Try it:
Filter the entries for the string "chevron". Copy each line that has it.
--- Material for this task Enclosed Below ---
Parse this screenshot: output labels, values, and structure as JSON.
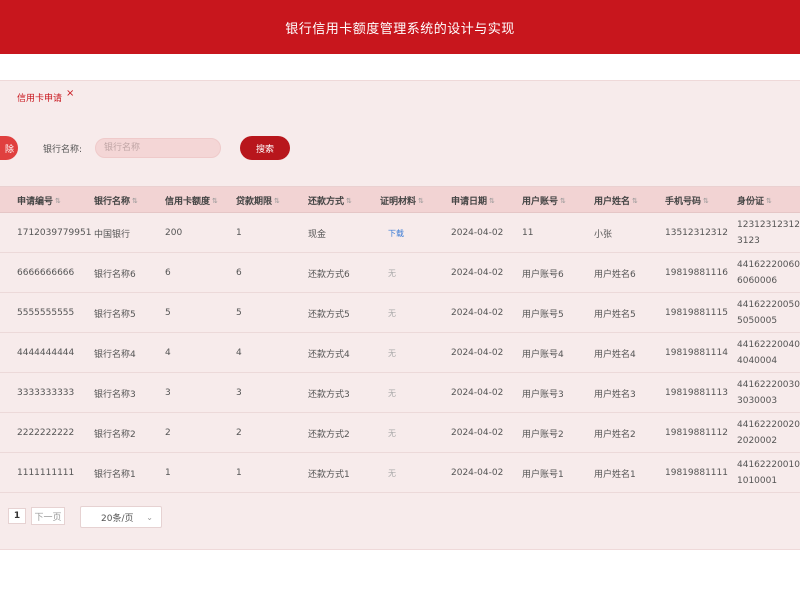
{
  "header": {
    "title": "银行信用卡额度管理系统的设计与实现"
  },
  "tabs": [
    {
      "label": "信用卡申请",
      "close": "×"
    }
  ],
  "toolbar": {
    "delete_label": "除"
  },
  "search": {
    "label": "银行名称:",
    "placeholder": "银行名称",
    "button": "搜索"
  },
  "table": {
    "columns": [
      "申请编号",
      "银行名称",
      "信用卡额度",
      "贷款期限",
      "还款方式",
      "证明材料",
      "申请日期",
      "用户账号",
      "用户姓名",
      "手机号码",
      "身份证"
    ],
    "sort_icon": "⇅",
    "rows": [
      {
        "id": "1712039779951",
        "bank": "中国银行",
        "limit": "200",
        "term": "1",
        "repay": "现金",
        "proof": "下载",
        "proof_type": "link",
        "date": "2024-04-02",
        "account": "11",
        "name": "小张",
        "phone": "13512312312",
        "idcard": "123123123123123"
      },
      {
        "id": "6666666666",
        "bank": "银行名称6",
        "limit": "6",
        "term": "6",
        "repay": "还款方式6",
        "proof": "无",
        "proof_type": "none",
        "date": "2024-04-02",
        "account": "用户账号6",
        "name": "用户姓名6",
        "phone": "19819881116",
        "idcard": "441622200606060006"
      },
      {
        "id": "5555555555",
        "bank": "银行名称5",
        "limit": "5",
        "term": "5",
        "repay": "还款方式5",
        "proof": "无",
        "proof_type": "none",
        "date": "2024-04-02",
        "account": "用户账号5",
        "name": "用户姓名5",
        "phone": "19819881115",
        "idcard": "441622200505050005"
      },
      {
        "id": "4444444444",
        "bank": "银行名称4",
        "limit": "4",
        "term": "4",
        "repay": "还款方式4",
        "proof": "无",
        "proof_type": "none",
        "date": "2024-04-02",
        "account": "用户账号4",
        "name": "用户姓名4",
        "phone": "19819881114",
        "idcard": "441622200404040004"
      },
      {
        "id": "3333333333",
        "bank": "银行名称3",
        "limit": "3",
        "term": "3",
        "repay": "还款方式3",
        "proof": "无",
        "proof_type": "none",
        "date": "2024-04-02",
        "account": "用户账号3",
        "name": "用户姓名3",
        "phone": "19819881113",
        "idcard": "441622200303030003"
      },
      {
        "id": "2222222222",
        "bank": "银行名称2",
        "limit": "2",
        "term": "2",
        "repay": "还款方式2",
        "proof": "无",
        "proof_type": "none",
        "date": "2024-04-02",
        "account": "用户账号2",
        "name": "用户姓名2",
        "phone": "19819881112",
        "idcard": "441622200202020002"
      },
      {
        "id": "1111111111",
        "bank": "银行名称1",
        "limit": "1",
        "term": "1",
        "repay": "还款方式1",
        "proof": "无",
        "proof_type": "none",
        "date": "2024-04-02",
        "account": "用户账号1",
        "name": "用户姓名1",
        "phone": "19819881111",
        "idcard": "441622200101010001"
      }
    ]
  },
  "pagination": {
    "current_page": "1",
    "next_label": "下一页",
    "page_size": "20条/页",
    "chevron": "⌄"
  },
  "colors": {
    "brand": "#c8161d",
    "content_bg": "#f7ebeb",
    "header_row_bg": "#f2d3d3",
    "link": "#3a7bd5"
  },
  "icons": {
    "tab_close": "close-icon",
    "sort": "sort-icon",
    "dropdown": "chevron-down-icon"
  }
}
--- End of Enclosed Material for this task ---
Task output:
    "chevron": "⌄"
    "dropdown": "chevron-down-icon"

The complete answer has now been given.